The adverse argument in the House was wholly ineffective against the vast majority of the votes ready to be cast in favor of the repeal of the exemption law. But in the Senate the closeness of the vote gave a great impetus to the arguments for and against the repeal act. Able arguments were made in the Senate by Root, McCumber, Lodge, Cummins, Poindexter, O'Gorman,
Lewis, Borah, Works, Martine, Bristow and many others. Party politics was almost entirely neutralized and rendered inert; it lost most of its cohesive power.

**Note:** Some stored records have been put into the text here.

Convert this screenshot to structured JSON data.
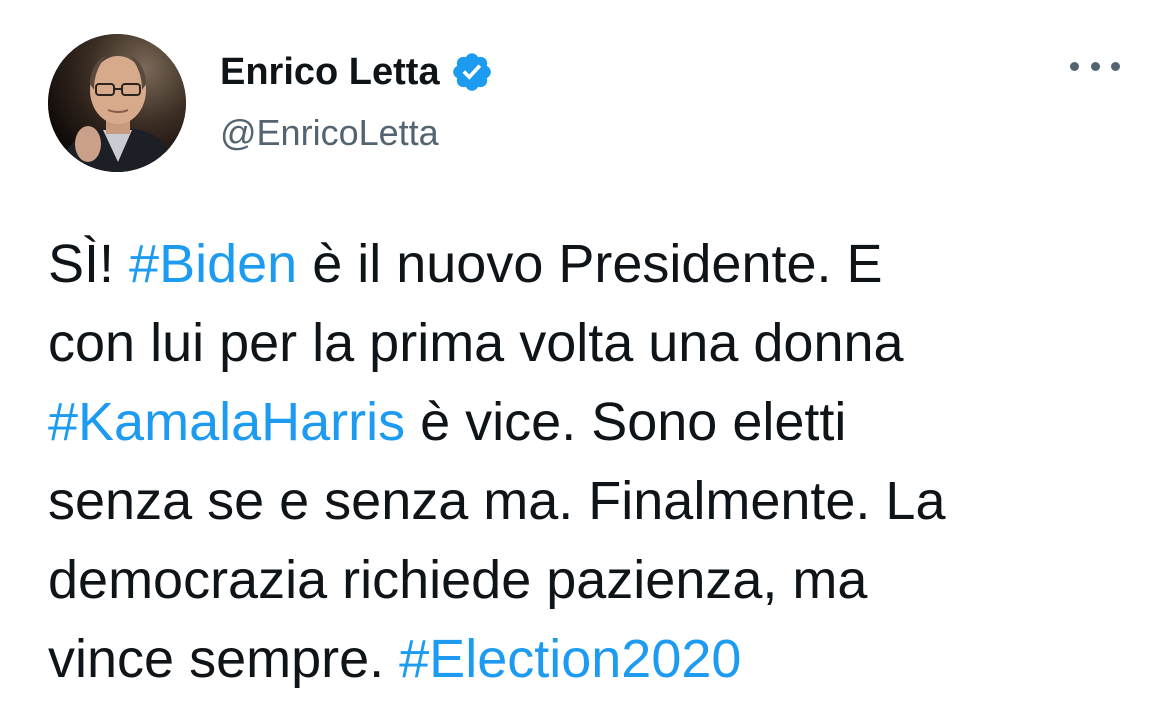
{
  "author": {
    "display_name": "Enrico Letta",
    "handle": "@EnricoLetta",
    "verified": true,
    "avatar_icon": "profile-photo"
  },
  "menu": {
    "icon": "more-horizontal-icon"
  },
  "colors": {
    "hashtag": "#1d9bf0",
    "verified_badge": "#1d9bf0",
    "text": "#0f1419",
    "secondary_text": "#536471"
  },
  "tweet": {
    "lines": [
      [
        {
          "text": "SÌ! "
        },
        {
          "text": "#Biden",
          "hashtag": true
        },
        {
          "text": " è il nuovo Presidente. E"
        }
      ],
      [
        {
          "text": "con lui per la prima volta una donna"
        }
      ],
      [
        {
          "text": "#KamalaHarris",
          "hashtag": true
        },
        {
          "text": " è vice. Sono eletti"
        }
      ],
      [
        {
          "text": "senza se e senza ma. Finalmente. La"
        }
      ],
      [
        {
          "text": "democrazia richiede pazienza, ma"
        }
      ],
      [
        {
          "text": "vince sempre. "
        },
        {
          "text": "#Election2020",
          "hashtag": true
        }
      ]
    ]
  }
}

A remarkable feature connected with the Senate proceedings was, that the leader on each side of the controversy came from the State of New York; that Mr. Root, a Republican, was vigorously supporting the repeal of toll exemption; and that Mr. O'Gorman, a Democrat, was energetically opposing the measure. Here is the most convincing proof that the tolls question was not a matter of partisanship and should not have been made such. It was a question deeper and more vital than that; it had reference to world matters and could not be entirely local or domestic. It was wisely decided, disregarding party expediency, and there it rests to-day, as a most correct declaration of national policy.

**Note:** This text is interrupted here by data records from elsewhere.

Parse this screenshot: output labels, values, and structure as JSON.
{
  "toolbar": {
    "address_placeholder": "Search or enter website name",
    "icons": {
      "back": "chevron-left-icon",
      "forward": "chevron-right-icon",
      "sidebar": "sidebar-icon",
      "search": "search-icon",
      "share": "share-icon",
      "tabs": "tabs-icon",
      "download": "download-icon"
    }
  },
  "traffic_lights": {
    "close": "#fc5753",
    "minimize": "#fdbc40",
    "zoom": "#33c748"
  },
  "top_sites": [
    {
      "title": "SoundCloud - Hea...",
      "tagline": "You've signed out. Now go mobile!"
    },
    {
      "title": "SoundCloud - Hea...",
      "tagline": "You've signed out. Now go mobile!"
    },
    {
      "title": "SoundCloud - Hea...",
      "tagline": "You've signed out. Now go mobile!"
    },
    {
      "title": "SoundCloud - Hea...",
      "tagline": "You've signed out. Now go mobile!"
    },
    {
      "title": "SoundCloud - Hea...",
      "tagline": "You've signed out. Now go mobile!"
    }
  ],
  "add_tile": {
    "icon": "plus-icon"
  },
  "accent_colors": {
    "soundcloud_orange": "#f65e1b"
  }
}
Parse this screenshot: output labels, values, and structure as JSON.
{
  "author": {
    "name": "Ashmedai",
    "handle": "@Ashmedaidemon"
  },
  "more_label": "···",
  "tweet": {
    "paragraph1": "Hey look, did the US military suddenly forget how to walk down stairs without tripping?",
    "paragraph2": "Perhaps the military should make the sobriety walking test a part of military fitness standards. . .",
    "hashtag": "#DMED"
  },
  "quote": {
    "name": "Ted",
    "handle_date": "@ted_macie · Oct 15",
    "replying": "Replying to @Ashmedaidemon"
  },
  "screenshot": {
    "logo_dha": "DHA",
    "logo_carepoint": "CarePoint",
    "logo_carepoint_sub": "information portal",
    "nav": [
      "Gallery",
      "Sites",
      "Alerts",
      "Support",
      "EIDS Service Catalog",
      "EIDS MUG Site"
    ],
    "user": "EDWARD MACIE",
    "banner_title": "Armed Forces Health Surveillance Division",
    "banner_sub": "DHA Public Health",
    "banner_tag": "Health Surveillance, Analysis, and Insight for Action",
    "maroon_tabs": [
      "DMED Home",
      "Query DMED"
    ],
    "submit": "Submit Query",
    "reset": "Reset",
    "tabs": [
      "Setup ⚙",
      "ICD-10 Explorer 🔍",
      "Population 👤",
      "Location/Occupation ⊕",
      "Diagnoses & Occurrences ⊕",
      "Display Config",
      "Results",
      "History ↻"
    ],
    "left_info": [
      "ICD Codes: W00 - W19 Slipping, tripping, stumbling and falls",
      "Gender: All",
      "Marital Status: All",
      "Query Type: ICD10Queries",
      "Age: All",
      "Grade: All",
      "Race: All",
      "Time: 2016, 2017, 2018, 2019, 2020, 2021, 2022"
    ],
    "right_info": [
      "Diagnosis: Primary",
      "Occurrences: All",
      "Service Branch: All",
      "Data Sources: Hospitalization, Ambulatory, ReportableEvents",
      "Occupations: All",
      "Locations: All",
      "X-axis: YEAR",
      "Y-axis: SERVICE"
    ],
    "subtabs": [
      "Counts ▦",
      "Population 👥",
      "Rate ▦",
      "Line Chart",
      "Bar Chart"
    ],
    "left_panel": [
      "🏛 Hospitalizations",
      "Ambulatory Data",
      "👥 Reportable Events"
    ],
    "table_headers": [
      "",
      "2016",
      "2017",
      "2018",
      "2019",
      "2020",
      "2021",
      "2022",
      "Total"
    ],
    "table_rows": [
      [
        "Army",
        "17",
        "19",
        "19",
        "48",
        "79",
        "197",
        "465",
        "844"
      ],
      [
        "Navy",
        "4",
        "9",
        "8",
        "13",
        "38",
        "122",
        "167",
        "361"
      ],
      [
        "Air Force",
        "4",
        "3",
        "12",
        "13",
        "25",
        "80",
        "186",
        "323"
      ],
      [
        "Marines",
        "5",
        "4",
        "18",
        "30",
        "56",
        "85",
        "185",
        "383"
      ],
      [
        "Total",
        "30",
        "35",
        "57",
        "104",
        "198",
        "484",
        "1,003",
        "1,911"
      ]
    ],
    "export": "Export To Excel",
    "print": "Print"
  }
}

The speeches made by these two leaders were exhaustive, and comprehended all that was possible to be said on the respective sides of the question. They were serious, thoughtful, and no doubt founded on conviction. But as there was a controversy, out of necessity, both could not be on the winning side.
These speeches were printed by the government as Public Documents, and we print below, extracts from each.
SPEECH OF HON. JAMES A. O'GORMAN.
Mr. O'GORMAN. A bill is now pending before us to repeal the coastwise exemption, but the advocates of the bill do not seem to be in accord as to the reasons why Congress should reverse itself. Some of those who support the repeal are opposed to the exemption on economic grounds; others recognize its economic advantages but believe that the Panama Canal act violates
the Hay-Pauncefote treaty. Others approve the existing law, and while insisting that it does not contravene the provisions of the Hay-Pauncefote treaty, nevertheless favor the repeal because the Executive has requested that this action be taken.
The question is an important one and its wise solution will tax the intelligence and patriotism, perhaps the courage and independence, of every Senator. Our action on the pending measure may mark an epoch in the history of the Republic; its influence may be felt by our posterity. Whether we shall deserve their censure or gratitude will depend upon the manner in which we shall meet the responsibility which now confronts us. If we perform our duty as become Senators of the United States and vote according to our judgment and convictions, I believe that no Senator now or hereafter will have to reproach himself with having abandoned his country when her honor and security called for his defense.
The bill comes from the committee without recommendation, a motion to report it favorably having been defeated by a vote of 5 to 9.
Mr. President, I intend to consider briefly the legal, economic, and political aspects of this question. In my judgment, the British claim has neither law nor justice to sustain it. I hope to be able to establish: First, that the exemption of the coastwise vessels constitutes a wise, economic policy, and is not affected by the HayPauncefote treaty; second, that if coastwise vessels fall within the terms of the treaty, the exemption does not constitute a violation thereof; third, that the canal has been constructed on territory over which the United States exercises the power of sovereignty, while the canal contemplated by the treaty was to be built on alien